4. Aesthetics“Successful design of a perfect structure can never be performed only on the basis ofgeneral rules concerning structural system, dimensions and proportions alone, as long asthe design lacks in originality and individuality.”- Christian MennIn the second half of the 20th century there was the general worldwide concept of buildingeconomical solutions. Nowadays, the concern in building esthetically pleasing bridges isgrowing again. In fact, when bridges started to be built by the ancient civilizations, suchas the Romans and the Greek, they were created in order to fulfill two purposes:Functionality and Beauty. For that reason, we still admire and look upon most of thebridges and monuments made by them.The bridge concept goes far beyond being a mere construction, it is a link between toplace, two communities. It is a way of reaching new places. It is in the human nature tobe proud of what one owns or of the place ones lives in. With bridges is not different,they cause so much impact within the society that, in the good cases, they become asymbol of that region, for the beauty they have or the status and prosperity they represent.Like the Crni Kal Viaduct (Figure 14), in Slovenia, that, besides belonging to themotorway, also serves as a stage for the well known cycling sports event – Giro d’Italia.Figure 14 – Crni Kal Viaduct, SloveniaFigure 15 – Vecchio Bridge, FranceOne can evaluate a bridge through two different aspects: as an independent identity or asan element of a larger landscape. These two can, either, cope or be independent, howeverthere can be structures that are aesthetically appealing as an independent element but donot integrate in their surroundings and vice-versa.Therefore, when dealing with a bridge project, the designer must not neglect eitheraspect, as it can be seen in Michel Placidi’s Vecchio Bridge – Figure 15. This bridge was- 11 -

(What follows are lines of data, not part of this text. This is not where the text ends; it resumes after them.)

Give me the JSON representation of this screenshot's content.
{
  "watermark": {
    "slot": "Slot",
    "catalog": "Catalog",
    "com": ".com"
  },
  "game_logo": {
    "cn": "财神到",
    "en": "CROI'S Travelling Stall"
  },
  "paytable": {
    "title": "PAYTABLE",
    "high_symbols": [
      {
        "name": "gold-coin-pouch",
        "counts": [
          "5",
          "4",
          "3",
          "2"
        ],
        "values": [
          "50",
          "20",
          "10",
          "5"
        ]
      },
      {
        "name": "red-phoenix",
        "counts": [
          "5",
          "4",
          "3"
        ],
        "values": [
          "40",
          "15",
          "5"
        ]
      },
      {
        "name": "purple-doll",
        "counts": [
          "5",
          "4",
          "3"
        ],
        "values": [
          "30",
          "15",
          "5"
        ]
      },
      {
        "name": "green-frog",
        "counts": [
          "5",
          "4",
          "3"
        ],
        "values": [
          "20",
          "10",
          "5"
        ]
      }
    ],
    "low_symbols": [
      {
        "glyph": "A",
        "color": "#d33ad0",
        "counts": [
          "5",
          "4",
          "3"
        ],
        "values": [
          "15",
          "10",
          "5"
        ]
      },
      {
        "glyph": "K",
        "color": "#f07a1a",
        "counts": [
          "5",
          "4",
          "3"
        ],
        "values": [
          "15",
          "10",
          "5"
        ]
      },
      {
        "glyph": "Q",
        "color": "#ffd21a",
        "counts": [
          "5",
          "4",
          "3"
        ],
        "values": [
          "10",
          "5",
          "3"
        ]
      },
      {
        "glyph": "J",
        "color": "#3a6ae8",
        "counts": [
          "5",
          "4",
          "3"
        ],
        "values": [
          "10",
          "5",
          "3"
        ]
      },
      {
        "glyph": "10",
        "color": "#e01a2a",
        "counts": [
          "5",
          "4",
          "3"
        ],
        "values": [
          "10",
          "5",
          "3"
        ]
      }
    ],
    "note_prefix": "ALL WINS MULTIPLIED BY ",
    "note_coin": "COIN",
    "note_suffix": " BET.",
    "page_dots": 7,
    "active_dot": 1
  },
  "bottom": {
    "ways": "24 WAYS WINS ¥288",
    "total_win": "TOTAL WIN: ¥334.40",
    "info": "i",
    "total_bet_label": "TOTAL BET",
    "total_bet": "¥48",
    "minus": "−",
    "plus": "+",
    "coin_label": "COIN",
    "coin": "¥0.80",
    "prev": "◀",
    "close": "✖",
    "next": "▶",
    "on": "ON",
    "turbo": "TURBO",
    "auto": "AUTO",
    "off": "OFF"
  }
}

completed in 1999, in Corsica. This structure is part of the highway that makes theconnection between Bastia and Ajaccio; this highway not only crosses beautiful valleysbut is also implanted in difficult terrains. The bridge has a total length of 222 m and amain span of 137.5 m. The structural combination of open truss form webs represented aworld premier.Bridge aesthetics can be evaluated in terms of harmony and efficiency. The first oneconcerns mainly the bridge integration with its surroundings, and t

As this thesis is a conceptual study of bridge design for cantilever constructed concrete bridges, we aim to get good design notions, that is, the guidelines we need to follow in order to project a pleasant looking bridge, and then evaluate this type of bridges throughout the world to see if what we have learned is what it is being made.